Segment Open
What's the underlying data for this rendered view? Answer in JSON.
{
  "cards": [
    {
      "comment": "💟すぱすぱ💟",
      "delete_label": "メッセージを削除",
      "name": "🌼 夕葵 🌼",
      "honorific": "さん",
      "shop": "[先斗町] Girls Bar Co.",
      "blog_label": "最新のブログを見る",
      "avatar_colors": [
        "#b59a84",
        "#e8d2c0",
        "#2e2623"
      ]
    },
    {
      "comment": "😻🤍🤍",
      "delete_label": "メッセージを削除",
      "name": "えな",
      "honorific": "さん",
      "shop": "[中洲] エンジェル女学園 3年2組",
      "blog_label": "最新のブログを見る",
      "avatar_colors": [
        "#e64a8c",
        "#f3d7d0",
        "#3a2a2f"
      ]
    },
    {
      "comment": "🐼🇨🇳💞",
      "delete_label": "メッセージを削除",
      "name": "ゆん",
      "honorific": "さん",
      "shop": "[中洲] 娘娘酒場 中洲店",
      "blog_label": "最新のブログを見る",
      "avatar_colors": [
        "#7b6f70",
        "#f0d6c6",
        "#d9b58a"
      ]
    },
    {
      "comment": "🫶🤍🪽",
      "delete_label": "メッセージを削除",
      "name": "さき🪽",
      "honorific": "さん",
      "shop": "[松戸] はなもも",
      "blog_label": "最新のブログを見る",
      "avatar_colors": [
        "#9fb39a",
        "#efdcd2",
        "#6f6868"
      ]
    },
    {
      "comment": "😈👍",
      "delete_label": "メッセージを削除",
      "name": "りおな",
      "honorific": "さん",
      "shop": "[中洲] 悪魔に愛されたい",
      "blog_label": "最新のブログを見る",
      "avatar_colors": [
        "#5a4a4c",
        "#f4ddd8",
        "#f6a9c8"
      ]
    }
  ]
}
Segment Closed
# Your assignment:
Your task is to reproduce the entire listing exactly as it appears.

# Response for this exercise:
What's the underlying data for this rendered view? Answer in JSON.
{
  "cards": [
    {
      "comment": "💟すぱすぱ💟",
      "delete_label": "メッセージを削除",
      "name": "🌼 夕葵 🌼",
      "honorific": "さん",
      "shop": "[先斗町] Girls Bar Co.",
      "blog_label": "最新のブログを見る",
      "avatar_colors": [
        "#b59a84",
        "#e8d2c0",
        "#2e2623"
      ]
    },
    {
      "comment": "😻🤍🤍",
      "delete_label": "メッセージを削除",
      "name": "えな",
      "honorific": "さん",
      "shop": "[中洲] エンジェル女学園 3年2組",
      "blog_label": "最新のブログを見る",
      "avatar_colors": [
        "#e64a8c",
        "#f3d7d0",
        "#3a2a2f"
      ]
    },
    {
      "comment": "🐼🇨🇳💞",
      "delete_label": "メッセージを削除",
      "name": "ゆん",
      "honorific": "さん",
      "shop": "[中洲] 娘娘酒場 中洲店",
      "blog_label": "最新のブログを見る",
      "avatar_colors": [
        "#7b6f70",
        "#f0d6c6",
        "#d9b58a"
      ]
    },
    {
      "comment": "🫶🤍🪽",
      "delete_label": "メッセージを削除",
      "name": "さき🪽",
      "honorific": "さん",
      "shop": "[松戸] はなもも",
      "blog_label": "最新のブログを見る",
      "avatar_colors": [
        "#9fb39a",
        "#efdcd2",
        "#6f6868"
      ]
    },
    {
      "comment": "😈👍",
      "delete_label": "メッセージを削除",
      "name": "りおな",
      "honorific": "さん",
      "shop": "[中洲] 悪魔に愛されたい",
      "blog_label": "最新のブログを見る",
      "avatar_colors": [
        "#5a4a4c",
        "#f4ddd8",
        "#f6a9c8"
      ]
    }
  ]
}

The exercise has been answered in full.